I just took in the sight of this huge city of 35 million people, one of the largest in the world, right in the heart of China. It just made me feel so good that there was something much larger than the tiny island of Singapore where much of my own livelihood originates. I was drawn to this largeness. I was happy that if I really thought about it, I could move out of Singapore and became part of something much larger. So many of the little things that I seem to sometimes get caught up relating to government officials and mindset issues in Singapore suddenly appeared so very petty compared to what a man could achieve in a world that was visibly so much larger. There it was, right in front of me.
I think that one of the reasons I am drawn to this country is its largeness and complexity. Yes, there is trouble and lousiness about every country and everything in life. But why be caught up with the trouble and lousiness of a small arrogant pigeon hole in history, when there is this invitation to be part of a larger and generous canvas. My big gripe about the small city of Singapore is that they will not let you be yourself. The nice thing about large cities, and I am sure in most complex countries around the world, is that you unique contribution is precisely and absolutely because you are yourself, otherwise you will be irrelevant. That freedom of intellecutal and social opportunity draws me deeply. Yes, there are good guys and bad guys everywhere. But that is where you weave through the uncertainties and craft your own opportunities, your own tale. The fact that this country allows me as a foreigner, who does not even speak its language well, to be part of it, I find very gratifying.

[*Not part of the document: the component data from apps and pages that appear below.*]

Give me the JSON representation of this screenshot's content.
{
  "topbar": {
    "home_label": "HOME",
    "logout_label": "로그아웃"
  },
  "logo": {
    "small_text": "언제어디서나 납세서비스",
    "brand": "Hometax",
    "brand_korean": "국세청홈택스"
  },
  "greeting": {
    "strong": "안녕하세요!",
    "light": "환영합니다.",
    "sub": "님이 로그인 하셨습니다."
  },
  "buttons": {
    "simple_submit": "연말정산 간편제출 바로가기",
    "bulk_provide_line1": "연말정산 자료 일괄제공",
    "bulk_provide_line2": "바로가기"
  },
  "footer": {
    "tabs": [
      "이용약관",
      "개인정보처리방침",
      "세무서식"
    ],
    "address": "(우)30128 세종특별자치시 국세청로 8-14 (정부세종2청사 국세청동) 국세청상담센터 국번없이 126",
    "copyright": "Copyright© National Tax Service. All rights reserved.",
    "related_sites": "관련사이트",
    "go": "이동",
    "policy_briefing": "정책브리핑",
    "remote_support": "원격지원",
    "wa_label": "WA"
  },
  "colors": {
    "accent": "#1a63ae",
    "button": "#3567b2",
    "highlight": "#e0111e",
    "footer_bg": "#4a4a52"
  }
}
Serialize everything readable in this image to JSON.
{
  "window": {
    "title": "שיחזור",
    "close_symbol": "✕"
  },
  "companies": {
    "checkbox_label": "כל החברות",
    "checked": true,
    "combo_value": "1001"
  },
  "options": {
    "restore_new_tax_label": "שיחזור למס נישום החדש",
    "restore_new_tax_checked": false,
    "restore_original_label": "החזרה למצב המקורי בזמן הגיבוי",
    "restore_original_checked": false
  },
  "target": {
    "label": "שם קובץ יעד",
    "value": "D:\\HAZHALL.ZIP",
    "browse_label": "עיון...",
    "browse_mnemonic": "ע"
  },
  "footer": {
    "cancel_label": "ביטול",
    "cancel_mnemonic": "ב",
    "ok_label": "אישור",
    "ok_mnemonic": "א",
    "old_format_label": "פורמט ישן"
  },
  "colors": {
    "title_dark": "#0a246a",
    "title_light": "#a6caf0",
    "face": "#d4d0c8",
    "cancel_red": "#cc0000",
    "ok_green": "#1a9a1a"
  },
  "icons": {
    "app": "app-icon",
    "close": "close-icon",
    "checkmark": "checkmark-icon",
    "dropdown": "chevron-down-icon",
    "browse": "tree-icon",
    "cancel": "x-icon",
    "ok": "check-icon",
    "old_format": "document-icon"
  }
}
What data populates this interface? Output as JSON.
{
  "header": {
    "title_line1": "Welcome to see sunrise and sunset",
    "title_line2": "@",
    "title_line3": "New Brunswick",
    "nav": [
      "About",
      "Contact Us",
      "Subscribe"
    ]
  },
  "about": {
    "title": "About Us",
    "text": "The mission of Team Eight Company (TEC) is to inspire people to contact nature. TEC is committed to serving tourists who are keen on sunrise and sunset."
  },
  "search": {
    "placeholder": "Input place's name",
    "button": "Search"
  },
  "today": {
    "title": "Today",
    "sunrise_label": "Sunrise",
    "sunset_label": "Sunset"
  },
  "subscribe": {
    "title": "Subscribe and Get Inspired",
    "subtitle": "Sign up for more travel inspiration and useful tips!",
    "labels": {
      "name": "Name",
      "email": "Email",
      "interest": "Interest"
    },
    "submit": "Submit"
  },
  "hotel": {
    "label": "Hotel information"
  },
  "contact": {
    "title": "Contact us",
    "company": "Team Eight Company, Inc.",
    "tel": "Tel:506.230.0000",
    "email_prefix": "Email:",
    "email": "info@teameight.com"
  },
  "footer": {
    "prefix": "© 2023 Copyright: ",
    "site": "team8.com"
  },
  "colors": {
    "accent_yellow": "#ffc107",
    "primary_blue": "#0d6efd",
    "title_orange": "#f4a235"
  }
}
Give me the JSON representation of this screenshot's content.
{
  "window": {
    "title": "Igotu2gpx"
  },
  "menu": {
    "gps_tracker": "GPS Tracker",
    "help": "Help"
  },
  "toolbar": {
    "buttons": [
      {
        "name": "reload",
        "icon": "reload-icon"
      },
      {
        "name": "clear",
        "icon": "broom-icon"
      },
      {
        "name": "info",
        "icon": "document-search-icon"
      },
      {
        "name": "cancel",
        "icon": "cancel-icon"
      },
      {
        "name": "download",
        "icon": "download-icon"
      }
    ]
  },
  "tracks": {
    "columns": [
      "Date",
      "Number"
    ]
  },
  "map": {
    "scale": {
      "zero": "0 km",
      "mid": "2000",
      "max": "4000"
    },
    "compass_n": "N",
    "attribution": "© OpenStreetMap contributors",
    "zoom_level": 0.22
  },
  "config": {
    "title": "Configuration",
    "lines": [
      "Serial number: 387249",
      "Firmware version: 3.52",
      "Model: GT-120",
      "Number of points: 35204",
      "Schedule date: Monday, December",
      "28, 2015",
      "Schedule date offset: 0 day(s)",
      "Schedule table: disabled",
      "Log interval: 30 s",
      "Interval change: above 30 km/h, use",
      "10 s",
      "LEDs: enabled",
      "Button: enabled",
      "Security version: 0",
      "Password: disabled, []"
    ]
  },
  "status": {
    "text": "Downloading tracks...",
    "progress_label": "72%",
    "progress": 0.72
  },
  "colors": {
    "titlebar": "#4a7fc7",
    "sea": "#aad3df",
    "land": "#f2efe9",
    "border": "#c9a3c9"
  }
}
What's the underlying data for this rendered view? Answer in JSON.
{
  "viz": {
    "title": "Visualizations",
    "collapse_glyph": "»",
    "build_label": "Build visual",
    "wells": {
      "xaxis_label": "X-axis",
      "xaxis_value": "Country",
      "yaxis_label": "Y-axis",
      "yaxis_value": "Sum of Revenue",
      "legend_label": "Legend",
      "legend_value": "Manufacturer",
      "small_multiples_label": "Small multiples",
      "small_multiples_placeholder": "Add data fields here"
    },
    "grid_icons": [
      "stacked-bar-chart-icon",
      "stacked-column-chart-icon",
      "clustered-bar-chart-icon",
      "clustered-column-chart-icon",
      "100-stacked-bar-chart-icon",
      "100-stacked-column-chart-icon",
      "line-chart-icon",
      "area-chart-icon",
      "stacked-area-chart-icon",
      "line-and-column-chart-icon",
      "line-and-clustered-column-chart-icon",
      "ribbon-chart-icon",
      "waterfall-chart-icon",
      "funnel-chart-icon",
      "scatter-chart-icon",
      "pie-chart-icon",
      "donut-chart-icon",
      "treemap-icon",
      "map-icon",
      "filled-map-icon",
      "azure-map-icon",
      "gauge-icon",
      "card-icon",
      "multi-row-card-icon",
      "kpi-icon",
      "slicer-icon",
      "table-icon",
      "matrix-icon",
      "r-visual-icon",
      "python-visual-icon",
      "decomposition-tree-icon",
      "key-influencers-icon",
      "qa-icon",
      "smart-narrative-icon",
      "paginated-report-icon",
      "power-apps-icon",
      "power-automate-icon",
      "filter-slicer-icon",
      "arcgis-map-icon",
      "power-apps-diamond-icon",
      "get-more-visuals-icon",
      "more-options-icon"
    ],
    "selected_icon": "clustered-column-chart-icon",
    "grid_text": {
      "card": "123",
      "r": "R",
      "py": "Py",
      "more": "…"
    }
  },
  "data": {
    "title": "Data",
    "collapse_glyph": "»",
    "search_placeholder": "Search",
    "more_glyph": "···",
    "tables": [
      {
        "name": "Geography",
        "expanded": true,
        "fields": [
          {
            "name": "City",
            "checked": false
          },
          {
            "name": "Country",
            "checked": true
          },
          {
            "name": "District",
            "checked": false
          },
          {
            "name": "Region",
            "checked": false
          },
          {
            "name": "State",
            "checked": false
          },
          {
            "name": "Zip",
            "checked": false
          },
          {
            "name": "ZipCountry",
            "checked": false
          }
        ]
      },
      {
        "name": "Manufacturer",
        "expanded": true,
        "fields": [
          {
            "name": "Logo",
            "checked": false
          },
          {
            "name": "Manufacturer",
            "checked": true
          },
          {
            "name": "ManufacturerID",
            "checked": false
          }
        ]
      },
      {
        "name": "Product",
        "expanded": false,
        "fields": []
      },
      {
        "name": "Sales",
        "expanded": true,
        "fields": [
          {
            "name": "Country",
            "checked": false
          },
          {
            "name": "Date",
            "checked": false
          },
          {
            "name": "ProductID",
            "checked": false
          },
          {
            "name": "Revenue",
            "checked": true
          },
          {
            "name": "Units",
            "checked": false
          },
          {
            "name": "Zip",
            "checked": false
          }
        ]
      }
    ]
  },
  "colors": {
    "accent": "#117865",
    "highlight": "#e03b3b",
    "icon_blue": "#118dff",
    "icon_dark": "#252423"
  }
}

A man has one lifetime to make his mark. I feel welcome in China. I feel useful here.